I started an electrical engineering course and in 1990 I completed the course and my father said he no longer had the money to contribute to my education so I had to go into business. He suggested I should go and assist my mother who had a little shop where she was squatting in front of somebody’s business. I started helping her like a petty trader selling exercise books on the streets
When I had to sell exercise books, I was crying because I felt my destiny had been destroyed. After a while I put myself back together. What really helped me to overcome that situation was one day I was praying and God’s message came to me. The word said ‘obey thy father and mother and you shall be successful’. So I took that message and I started to move. I stopped schooling and started assisting my mother.”
I tried every business. When it was the Christmas season, I would put the books aside and go to the local market and buy jewelry and shirts and take them round to people and try and sell them. I was doing each business on a seasonal basis and when the demand changed, I switched my products
Because I didn’t have money and equipment, I would go to schools and talk to them as a marketer and then when I got an order I would go to a printing press with the orders and process the orders and take my commission on that order. I started building up my clientele like this until I could afford to buy a small machine and I started printing the books myself.
…In 2006, whenever you asked someone to come into the waste management space, they would not do it because they thought that it was a filthy job and it was a low-grade job. So I thought of bringing in a dignified way of doing it.”
I first visited China and saw people using tricycles, so I bought one in a container and brought it back to Ghana and I asked people to try it. I then built an assembly plant in Ghana and started assembling the tricycles myself. I started with the tricycles because I said I needed more people to help collect the waste and if we relied on a truck and the truck breaks down then we would be in trouble”.
I went to each district and spoke to the mayors or district executives and gave them 25 tricycles and told them to try it. They didn’t want to pay for it so I gave it to them as a pilot.”
I went to the bank and asked them for money to expand my printing business. I lobbied them with my printing business for money to buy a printing press and when I got the money I went to buy tricycles and I used the tricycles to develop the business all over the districts and then Zoomlion emerged.
…One thing I did was I invested in my business. Every amount was put back into the business. I stayed with my wife and three children in a single room, built 10 companies before I built my house. I don’t limit myself to one business…Wherever there is a problem, I like finding out how to solve it. At that time, everybody was talking about how much of a problem we had with waste management so I moved to solve the problem,” – Joseph Siaw Agyepong
With a bank loan of GHC30,000 ($6,800), Zoomlion began its expansion.
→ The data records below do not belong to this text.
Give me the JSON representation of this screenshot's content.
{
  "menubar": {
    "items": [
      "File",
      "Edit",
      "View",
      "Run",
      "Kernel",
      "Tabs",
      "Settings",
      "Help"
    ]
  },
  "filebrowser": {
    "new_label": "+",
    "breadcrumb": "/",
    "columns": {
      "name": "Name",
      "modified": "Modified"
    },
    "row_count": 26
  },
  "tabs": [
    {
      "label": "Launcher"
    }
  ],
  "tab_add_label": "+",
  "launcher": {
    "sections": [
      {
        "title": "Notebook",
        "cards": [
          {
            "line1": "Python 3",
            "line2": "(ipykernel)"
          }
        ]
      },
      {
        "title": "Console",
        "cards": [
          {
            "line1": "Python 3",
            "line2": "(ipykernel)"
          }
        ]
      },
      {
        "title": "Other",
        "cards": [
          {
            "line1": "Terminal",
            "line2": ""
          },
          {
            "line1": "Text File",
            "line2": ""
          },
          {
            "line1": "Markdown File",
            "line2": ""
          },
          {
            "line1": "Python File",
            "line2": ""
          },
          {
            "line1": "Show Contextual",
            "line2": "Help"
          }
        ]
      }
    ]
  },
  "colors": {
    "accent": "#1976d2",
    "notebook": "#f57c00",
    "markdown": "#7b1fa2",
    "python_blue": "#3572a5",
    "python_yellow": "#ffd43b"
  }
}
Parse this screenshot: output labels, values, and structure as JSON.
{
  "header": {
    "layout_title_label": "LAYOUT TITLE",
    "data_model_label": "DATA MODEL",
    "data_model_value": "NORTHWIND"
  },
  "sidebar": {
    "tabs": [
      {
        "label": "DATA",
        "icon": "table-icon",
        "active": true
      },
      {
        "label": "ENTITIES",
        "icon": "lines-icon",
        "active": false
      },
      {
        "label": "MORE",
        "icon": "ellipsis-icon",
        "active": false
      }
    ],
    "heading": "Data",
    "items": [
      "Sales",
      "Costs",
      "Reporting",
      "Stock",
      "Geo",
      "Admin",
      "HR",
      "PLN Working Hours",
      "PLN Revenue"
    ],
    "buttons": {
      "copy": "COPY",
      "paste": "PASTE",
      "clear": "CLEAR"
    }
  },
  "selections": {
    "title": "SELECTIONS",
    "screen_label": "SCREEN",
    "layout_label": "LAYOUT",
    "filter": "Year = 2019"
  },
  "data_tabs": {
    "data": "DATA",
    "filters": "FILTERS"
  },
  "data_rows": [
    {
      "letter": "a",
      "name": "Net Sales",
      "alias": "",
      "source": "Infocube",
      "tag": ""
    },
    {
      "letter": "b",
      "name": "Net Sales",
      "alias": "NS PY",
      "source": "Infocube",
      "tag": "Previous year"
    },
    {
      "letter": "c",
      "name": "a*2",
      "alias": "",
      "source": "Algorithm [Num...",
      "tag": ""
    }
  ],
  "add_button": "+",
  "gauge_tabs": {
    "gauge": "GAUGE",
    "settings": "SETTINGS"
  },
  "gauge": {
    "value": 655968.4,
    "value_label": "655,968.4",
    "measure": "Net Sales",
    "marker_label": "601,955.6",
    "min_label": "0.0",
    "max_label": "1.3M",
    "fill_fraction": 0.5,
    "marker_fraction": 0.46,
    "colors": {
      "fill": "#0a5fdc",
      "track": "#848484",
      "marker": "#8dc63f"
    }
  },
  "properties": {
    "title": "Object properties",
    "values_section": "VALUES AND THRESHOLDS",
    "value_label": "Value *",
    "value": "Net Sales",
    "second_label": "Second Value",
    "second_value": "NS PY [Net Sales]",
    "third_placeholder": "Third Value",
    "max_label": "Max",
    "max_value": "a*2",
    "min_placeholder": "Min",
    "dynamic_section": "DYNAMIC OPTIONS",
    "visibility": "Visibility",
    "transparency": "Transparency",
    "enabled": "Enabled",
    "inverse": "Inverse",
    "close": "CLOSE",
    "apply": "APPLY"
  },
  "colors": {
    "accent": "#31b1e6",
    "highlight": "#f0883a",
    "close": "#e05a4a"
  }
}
From starting with 1,000 tricycles, the company currently has 15,000 and 30,000 motorized and manual tricycles respectively, with a fleet of waste management trucks as well. The company also has a combined core staff of 3,000 and manages over 85,000 workers under various forms of Public Private Partnerships (PPP). Zoomlion currently has operations in Togo, Angola, Zambia and Equatorial Guinea and Liberia.
Source: Forbes Africa